France risks losing nearly a third of its automotive jobs by the end of the decade in the accelerating transition to electric vehicles that’s making many suppliers obsolete, according to a new study that its author said could apply to other European countries.
The French auto industry — home of the Peugeot, Citroen and Renault car brands — will shed between 15% and 30% of staff, Alix Partners said in a report. Under one scenario of how quickly EVs will take hold, this would mean as many as 52,000 job losses.
Carmakers would cut the most, it said, while jobs could be added in emerging businesses like battery making.
The study is the latest downbeat view of the effects of the shift to EVs on jobs.
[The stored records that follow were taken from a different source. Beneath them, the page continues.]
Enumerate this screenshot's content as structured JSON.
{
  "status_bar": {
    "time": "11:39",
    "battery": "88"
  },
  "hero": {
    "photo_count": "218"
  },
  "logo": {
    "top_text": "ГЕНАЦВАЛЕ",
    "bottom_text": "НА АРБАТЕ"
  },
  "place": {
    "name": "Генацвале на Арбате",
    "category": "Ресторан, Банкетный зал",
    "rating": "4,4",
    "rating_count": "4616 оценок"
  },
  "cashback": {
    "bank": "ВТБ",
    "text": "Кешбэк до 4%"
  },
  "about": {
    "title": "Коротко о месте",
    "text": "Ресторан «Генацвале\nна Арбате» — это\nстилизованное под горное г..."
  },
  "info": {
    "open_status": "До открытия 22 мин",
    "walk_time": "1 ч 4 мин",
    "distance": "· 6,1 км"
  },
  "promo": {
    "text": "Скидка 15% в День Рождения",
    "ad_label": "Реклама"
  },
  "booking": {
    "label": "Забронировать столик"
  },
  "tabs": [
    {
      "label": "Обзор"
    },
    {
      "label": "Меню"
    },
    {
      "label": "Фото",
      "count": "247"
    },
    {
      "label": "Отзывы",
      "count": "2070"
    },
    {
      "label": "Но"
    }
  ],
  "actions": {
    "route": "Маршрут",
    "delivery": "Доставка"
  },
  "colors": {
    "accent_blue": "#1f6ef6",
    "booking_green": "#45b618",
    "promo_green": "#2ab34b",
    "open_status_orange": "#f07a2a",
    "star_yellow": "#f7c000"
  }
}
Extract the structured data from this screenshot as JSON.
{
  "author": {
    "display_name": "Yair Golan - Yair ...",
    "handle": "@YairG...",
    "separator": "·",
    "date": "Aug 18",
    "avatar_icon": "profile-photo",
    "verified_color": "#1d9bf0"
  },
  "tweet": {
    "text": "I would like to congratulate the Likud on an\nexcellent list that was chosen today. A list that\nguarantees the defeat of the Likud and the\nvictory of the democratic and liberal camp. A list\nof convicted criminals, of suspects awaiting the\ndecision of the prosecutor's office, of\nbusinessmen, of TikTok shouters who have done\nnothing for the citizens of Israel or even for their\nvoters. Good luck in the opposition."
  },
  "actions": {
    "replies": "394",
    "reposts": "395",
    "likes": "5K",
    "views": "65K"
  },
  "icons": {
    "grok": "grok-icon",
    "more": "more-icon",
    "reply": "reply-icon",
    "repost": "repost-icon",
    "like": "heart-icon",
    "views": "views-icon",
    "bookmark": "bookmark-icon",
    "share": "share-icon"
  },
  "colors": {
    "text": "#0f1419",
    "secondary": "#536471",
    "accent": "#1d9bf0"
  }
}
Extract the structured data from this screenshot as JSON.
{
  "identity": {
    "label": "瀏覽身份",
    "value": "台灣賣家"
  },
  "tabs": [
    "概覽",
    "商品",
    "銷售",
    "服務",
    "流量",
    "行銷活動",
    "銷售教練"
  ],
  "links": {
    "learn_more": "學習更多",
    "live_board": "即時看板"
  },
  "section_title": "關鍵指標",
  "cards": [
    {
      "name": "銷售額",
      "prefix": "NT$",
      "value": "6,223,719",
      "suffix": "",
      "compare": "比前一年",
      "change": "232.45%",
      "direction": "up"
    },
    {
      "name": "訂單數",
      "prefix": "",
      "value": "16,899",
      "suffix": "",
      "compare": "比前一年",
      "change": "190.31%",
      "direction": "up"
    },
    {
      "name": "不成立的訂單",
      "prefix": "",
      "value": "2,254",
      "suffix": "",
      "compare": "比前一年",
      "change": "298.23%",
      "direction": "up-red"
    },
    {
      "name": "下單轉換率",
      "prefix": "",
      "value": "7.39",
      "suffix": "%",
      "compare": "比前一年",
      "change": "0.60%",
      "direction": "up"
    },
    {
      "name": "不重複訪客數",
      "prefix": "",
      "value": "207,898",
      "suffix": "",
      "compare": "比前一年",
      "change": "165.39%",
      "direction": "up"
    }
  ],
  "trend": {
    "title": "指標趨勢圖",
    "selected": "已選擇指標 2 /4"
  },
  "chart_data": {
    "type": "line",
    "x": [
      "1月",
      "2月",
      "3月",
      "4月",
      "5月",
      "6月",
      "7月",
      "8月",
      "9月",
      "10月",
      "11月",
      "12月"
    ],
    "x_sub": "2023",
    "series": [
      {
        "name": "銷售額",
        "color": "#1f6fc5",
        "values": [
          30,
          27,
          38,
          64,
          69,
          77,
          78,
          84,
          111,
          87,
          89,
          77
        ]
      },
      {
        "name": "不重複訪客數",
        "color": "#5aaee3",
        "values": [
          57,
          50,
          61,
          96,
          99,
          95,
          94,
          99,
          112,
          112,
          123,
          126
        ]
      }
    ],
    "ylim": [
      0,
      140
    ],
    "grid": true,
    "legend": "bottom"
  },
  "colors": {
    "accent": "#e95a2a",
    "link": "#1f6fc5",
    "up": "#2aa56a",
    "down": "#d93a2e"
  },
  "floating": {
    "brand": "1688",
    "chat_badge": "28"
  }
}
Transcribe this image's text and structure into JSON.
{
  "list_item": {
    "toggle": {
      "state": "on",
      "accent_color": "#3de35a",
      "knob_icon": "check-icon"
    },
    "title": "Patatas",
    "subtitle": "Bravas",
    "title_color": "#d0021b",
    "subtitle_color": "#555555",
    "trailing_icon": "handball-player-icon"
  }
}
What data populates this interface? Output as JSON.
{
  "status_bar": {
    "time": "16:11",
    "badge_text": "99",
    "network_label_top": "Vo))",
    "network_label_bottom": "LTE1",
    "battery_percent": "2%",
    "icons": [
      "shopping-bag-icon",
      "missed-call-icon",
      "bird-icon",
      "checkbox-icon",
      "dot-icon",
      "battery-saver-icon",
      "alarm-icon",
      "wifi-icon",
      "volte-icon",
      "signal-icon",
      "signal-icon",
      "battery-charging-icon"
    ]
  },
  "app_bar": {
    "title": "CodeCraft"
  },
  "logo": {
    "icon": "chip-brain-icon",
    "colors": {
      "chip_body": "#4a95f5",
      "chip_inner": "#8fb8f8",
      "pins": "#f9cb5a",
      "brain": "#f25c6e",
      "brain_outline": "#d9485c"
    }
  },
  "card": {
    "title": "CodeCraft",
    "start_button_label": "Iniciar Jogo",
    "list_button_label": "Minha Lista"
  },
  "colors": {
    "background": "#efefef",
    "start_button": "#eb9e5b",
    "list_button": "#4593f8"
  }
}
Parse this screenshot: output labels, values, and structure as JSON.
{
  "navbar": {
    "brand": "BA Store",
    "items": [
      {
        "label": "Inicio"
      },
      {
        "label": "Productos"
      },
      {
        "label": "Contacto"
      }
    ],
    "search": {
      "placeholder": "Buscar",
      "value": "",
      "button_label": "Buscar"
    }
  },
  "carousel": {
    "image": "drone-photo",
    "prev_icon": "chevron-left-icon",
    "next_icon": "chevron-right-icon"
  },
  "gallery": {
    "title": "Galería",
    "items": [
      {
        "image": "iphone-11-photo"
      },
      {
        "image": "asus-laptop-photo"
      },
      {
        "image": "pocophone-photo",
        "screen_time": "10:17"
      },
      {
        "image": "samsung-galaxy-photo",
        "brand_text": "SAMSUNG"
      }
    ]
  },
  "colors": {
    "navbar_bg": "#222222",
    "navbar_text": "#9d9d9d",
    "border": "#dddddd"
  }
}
Volkswagen AG Chief Executive Officer Herbert Diess in recent weeks battled tensions among workers after suggesting significant job cuts might be needed to compete with Tesla Inc.
The AlixPartners report, commissioned by the French car lobby La Platforme Automobile, would likely see similar results in other countries in Europe with automotive industries, according to Alexandre Marian, managing director in Paris.
Suppliers will feel even more pressure from carmakers taking on production of some equipment such as EV motors, he said.
Auto components for EVs are roughly 60% more expensive than for vehicles running on fossil fuels, raising their average cost per vehicle to 24,000 euros ($27,000)
Vehicle content from French suppliers will fall about 11% as carmakers ramp up in-house production of some components like batteries through joint ventures
The study’s reference scenario assumes a vehicle mix in 2030 that includes 49% EVs, 21% plug-in hybrids